For Immediate Release, June 3, 2009
Mike Leahy, Defenders of Wildlife, (406) 586-3970
Mike Petersen, The Lands Council, (509) 209-2406
Noah Greenwald, Center for Biological Diversity, (503) 484-7495
Woodland Caribou May Receive Habitat Protections:
Feds to Decide Critical Habitat for Rare Caribou by 2012
WASHINGTON— After seven years of getting the cold shoulder from the Bush administration, woodland caribou may finally receive protections for the habitat they need to survive and recover, the U.S. Fish and Wildlife Service announced earlier this week.
Settling a longstanding legal petition filed by a coalition of conservation organizations in 2002, the Obama administration has agreed to review whether woodland caribou need habitat protections – pledging to have a draft decision ready by November 2011 and a possible final designation of critical habitat complete by 2012.
“After years of doing little for this critically endangered species, it’s time we protect the last habitat these magnificent animals have left,” said Mike Leahy, the Rocky Mountain region director for Defenders of Wildlife. “We are pleased the Fish and Wildlife Service is finally moving toward protecting the places that are crucial for survival of the woodland caribou.”
This settlement marks a sharp turn in the management of one of the nation’s most endangered species. Confined to borderlands between the Selkirk Mountains in northern Idaho and Canada, the U.S. population of woodland caribou is down to a single herd of as few as 45 animals. The Selkirk herd used to roam as far south as northern Idaho and into northwestern Washington state.
But recent surveys show that as few as three caribou have ventured south of the Canadian border each year.
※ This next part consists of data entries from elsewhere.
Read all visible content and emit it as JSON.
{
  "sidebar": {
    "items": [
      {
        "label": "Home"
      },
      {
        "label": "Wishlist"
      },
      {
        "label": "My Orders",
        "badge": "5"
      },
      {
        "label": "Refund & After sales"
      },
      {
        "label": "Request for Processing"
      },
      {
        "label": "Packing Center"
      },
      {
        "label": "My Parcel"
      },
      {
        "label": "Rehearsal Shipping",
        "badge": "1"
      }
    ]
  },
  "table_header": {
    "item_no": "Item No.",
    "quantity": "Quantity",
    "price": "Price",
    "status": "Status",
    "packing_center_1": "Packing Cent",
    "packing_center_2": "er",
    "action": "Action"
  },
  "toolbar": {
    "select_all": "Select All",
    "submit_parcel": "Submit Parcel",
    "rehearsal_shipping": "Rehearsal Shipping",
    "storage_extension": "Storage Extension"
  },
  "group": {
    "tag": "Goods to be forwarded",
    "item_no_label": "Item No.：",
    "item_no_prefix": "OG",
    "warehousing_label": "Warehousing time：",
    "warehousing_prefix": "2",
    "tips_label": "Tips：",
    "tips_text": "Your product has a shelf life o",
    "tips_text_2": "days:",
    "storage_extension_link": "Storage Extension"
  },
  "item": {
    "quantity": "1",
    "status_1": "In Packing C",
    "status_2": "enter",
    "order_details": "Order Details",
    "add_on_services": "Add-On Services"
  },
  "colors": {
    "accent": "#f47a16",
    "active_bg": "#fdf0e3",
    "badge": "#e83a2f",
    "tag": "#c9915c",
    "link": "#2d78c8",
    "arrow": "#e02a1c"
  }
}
The rest of the herd has been effectively excluded from much of the U.S. portion of its habitat – over half of its entire range – by the combined effects of past logging and roads and heavy ongoing recreational use, and is facing similar threats in Canada.
“You can't protect woodland caribou without protecting the places they live,” said Noah Greenwald, biodiversity program director at the Center for Biological Diversity. “If we want to see these animals roam our forests again, we need places free from excessive logging, snowmobiles, and other threats.”
Since 1984, the woodland caribou has been protected under the Endangered Species Act but has failed to recover because the little habitat left to the species remains largely unprotected. A critical habitat designation would decrease pressures on areas that woodland caribou depend on by ensuring federal actions do not disturb their habitat.
“It may be a long time before we see caribou roaming the lower 48 states as they did for thousands of years,” said Mike Petersen, executive director of The Lands Council. “Though we may never again see as many caribou on the land as we did in the past, we have an obligation to ensure that there’s still a place for them in the wild.”
The coalition of wildlife groups includes Defenders of Wildlife, Selkirk Conservation Alliance, Inland Empire Lands Council, and the Center for Biological Diversity.
The Lands Council • Defenders of Wildlife • Center for Biological Diversity